When the Diplomatic Conference set out to define the categories of persons, to whom, on their being wounded or falling sick, the First Geneva Convention was to apply, it noted that the categories in question were precisely those which were entitled, on falling into the enemy's hands, to be treated as prisoners of war. The Conference was thus logically led to refer to the contents of Article 4 of the Third Convention
. There were two ways of doing this in practice. It was possible merely to refer to the Article in question, or alternatively to repeat its substance in the First Convention. The second of these solutions was the one adopted, in accordance with the general principle, to which the [p.145] Conference adhered wherever possible, of endeavouring to make each of the four Geneva Conventions an independent diplomatic instrument. The course thus adopted also covered the possible case of a Power being a party to the First Convention without having ratified the Third.
B. ' Value of the definition. ' -- In the Convention now under consideration the enumeration of the persons belonging to the armed forces has none of the importance which it has in the Third Convention. Its value in the present Convention is purely theoretical.
Article 4 of the Third Convention
is constitutive in character; and the enumeration which it gives is comprehensive. If an individual not belonging to one of the categories specified is captured after committing hostile acts, he may find himself denied the right to be treated as a prisoner of war, not to mention the punishments which may be inflicted on him.
On the other hand, this enumeration has not by any means the same significance in Article 13 of the First Convention
. In virtue of a humanitarian principle, universally recognized in international law, of which the Geneva Conventions are merely the practical expression, any wounded or sick person whatever, even a ' franc-tireur ' or a criminal, is entitled to respect and humane treatment and the care which his condition requires. Even civilians, when they are wounded or sick, have the benefit of humanitarian safeguards (as embodied in Part II of the Fourth Geneva Convention of 1949) very similar to those which the First Convention prescribes in the case of members of the armed forces; and the applicability of these safeguards is quite general. In this respect the two Conventions are entirely complementary, and cover the whole field of human suffering.
Article 13 cannot therefore in any way entitle a belligerent to refrain from respecting a wounded person, or to deny him the requisite treatment, even where he does not belong to one of the categories specified in the Article. Any wounded person, whoever he may be, must be treated by the enemy in accordance with the Geneva Convention. When a wounded person falls into the enemy's hands, the latter will have ample time to consider, at the proper time and place, what his status is, and whether he is or is not a prisoner of war.
At most, Article 13 will serve to determine under what Convention the wounded man is to be respected and cared for.
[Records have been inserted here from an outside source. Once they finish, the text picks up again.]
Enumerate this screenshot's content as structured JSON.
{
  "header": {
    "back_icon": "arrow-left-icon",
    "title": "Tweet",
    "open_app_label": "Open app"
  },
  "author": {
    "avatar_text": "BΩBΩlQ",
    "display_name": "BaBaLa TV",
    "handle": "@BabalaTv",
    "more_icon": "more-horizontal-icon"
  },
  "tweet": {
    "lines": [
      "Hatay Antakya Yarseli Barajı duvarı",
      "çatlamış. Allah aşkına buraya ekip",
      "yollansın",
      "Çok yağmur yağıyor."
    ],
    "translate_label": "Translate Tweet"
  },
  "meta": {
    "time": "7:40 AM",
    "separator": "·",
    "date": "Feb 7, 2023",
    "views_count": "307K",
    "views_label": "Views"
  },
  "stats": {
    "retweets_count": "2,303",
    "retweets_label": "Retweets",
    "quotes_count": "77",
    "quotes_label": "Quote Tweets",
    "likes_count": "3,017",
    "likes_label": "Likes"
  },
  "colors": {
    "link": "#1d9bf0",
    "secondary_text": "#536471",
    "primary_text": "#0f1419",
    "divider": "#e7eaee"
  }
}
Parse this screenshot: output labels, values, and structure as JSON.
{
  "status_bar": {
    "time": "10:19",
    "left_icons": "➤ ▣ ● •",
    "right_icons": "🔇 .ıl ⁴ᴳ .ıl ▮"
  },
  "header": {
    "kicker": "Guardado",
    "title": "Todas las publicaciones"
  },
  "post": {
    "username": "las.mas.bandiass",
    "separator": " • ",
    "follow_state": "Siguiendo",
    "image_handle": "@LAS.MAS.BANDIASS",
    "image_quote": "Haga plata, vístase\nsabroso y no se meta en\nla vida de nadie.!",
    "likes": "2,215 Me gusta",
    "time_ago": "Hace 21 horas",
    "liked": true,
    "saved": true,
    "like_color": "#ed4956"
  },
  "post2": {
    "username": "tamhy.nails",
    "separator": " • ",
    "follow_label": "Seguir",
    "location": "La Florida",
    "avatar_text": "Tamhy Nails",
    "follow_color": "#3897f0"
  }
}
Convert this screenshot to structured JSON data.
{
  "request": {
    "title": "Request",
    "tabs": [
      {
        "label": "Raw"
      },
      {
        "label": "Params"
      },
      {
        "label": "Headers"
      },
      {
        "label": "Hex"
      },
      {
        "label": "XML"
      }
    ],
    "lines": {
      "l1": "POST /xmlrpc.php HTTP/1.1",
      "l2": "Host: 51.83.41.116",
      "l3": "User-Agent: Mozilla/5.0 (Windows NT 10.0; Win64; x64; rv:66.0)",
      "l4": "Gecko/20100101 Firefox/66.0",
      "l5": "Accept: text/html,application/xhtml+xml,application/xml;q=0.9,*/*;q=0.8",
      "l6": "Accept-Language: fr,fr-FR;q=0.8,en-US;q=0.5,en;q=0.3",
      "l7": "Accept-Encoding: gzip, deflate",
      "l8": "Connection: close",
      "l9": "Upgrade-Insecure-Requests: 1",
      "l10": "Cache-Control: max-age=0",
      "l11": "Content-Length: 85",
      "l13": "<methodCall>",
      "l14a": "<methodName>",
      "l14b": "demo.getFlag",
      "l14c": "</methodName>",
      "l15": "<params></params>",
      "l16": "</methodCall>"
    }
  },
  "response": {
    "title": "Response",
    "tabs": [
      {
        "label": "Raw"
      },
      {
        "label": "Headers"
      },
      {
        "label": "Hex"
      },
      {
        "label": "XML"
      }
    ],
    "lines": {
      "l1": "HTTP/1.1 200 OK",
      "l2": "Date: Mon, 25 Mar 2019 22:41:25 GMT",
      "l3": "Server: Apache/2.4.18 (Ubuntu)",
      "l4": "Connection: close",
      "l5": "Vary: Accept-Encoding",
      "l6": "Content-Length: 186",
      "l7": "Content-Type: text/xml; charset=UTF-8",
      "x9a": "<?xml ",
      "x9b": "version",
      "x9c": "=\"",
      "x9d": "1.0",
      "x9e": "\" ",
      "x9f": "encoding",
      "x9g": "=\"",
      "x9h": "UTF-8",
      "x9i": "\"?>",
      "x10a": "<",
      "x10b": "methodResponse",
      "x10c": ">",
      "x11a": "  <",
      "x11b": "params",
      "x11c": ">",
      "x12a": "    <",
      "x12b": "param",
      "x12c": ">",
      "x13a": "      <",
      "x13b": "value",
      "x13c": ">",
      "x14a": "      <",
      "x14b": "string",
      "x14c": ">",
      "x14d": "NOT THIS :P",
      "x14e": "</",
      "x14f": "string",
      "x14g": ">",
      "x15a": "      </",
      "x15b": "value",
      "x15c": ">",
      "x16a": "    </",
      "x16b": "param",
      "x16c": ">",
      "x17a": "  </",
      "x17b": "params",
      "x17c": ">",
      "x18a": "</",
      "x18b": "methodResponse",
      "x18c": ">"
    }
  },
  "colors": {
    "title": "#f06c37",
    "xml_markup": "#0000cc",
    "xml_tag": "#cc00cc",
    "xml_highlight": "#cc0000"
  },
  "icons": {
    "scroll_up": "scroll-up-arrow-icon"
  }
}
Moreover, since [p.146] Article 14 of the Convention
stipulates that wounded and sick who fall into enemy hands are to be prisoners of war, it was desirable that the First and Third Conventions should be in exact concordance on the point. That does not, however, in any way alter the fact that the decision to expand Article 13 was taken in order to satisfy a desire for precision and not to meet a vital need.
C. ' The different categories. ' -- As Article 13 has its origin, and finds its real significance, in the Convention relative to the treatment of prisoners of war, the different categories which it enumerates cannot usefully be considered except in connection with the Third Convention. It will suffice to say that Article 13 of the First Convention in its recapitulation of the categories specified in Article 4 of the Third Convention
has not included those referred to in the latter Article under Part B. Part B relates to persons already in enemy hands or to persons coming under the control of a neutral Power; and such persons will not be found lying wounded or sick on battlefields.
See the Commentary of 2016